In the study there were not significant relations of family feeding patterns and food availability with children’s healthy “eating” score, which were presented in other studies [15; 21], Cochrane review showed parents’ child-feeding practice may lead to small increases in fruit and vegetable consumption in children . The inconsistency of results might be due to the differences of FFE assessment and dietary investigation methods, which need to be explored furtherly. Also the study did not show any significant relations of family feeding patterns and meal practices with children’s FNL, and future research should adopt more rigorous methods to advance the field.
Overall, previous studies focused on the impact of food environment on eating behavior and food choice, this study furtherly explored relations of FFE factors with individual knowledge and skill (FNL) to make appropriate nutrition decisions, the results might help to understand the interplay of contextual factors and personal behaviors among children. The study conclusively showed FFE, especially caregivers and their educational level and nutrition literacy, were significantly related with children’s FNL and overweight risk. The findings highlight the importance of targeting nutritional knowledge and skill of family caregivers to facilitate the knowledge and ability of children to plan, select, prepare and eat foods, to maintain a healthy diet and good health.

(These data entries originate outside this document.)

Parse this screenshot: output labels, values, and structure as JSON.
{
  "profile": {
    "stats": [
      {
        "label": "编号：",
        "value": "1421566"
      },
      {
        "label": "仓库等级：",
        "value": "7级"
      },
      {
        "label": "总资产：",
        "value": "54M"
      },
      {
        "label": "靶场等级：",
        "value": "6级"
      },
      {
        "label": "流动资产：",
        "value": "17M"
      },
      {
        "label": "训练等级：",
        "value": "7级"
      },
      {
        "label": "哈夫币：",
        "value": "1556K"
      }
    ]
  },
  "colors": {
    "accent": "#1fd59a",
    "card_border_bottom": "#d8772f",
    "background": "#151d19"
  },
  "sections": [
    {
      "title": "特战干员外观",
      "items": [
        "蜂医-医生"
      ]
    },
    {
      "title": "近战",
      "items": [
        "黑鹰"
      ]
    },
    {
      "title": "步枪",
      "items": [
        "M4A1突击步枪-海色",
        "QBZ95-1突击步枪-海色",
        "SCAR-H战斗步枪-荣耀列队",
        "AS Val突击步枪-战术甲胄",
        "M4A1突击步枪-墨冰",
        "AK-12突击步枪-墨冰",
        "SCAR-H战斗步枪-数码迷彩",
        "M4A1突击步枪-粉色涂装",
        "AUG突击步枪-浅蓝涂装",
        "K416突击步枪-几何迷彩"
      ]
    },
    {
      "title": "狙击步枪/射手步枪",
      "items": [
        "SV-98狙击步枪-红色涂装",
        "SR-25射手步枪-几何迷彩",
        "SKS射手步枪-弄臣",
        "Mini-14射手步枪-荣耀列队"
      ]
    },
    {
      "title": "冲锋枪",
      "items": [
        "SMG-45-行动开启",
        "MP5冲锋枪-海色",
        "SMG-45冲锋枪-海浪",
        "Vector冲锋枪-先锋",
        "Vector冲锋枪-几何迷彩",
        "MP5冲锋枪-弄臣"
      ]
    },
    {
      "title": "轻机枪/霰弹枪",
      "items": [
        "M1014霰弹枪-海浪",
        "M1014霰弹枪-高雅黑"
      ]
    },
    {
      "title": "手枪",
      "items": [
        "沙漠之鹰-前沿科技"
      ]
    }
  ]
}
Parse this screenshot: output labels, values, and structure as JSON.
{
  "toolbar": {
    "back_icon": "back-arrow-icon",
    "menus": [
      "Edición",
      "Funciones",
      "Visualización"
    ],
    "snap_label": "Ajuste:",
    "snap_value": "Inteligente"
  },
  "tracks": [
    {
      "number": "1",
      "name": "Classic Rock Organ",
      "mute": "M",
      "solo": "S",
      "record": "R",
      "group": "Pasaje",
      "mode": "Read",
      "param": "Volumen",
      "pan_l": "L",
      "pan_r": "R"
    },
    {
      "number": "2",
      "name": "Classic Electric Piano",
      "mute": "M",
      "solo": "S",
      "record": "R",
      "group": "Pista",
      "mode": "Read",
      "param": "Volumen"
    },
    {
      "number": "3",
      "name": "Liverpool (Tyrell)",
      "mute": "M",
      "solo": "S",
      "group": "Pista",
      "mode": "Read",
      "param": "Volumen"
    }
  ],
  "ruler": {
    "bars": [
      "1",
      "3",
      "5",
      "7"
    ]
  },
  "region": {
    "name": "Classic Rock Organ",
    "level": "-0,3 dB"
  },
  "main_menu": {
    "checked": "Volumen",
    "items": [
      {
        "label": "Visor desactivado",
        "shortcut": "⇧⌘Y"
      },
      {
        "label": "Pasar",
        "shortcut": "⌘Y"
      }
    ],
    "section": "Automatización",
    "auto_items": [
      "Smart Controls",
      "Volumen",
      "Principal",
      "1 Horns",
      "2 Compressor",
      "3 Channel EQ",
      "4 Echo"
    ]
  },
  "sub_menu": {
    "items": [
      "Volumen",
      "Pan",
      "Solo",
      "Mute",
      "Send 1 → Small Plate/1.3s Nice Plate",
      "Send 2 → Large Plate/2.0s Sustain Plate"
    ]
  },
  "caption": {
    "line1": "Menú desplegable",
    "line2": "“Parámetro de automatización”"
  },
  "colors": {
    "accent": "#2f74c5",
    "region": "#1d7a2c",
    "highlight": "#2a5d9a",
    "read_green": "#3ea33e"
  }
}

Considering the limitation of sampling, sample size and confounders control, the food environment and nutrition literacy assessment questionnaires were not widely used, the conclusion of the study should be verified furtherly in another population.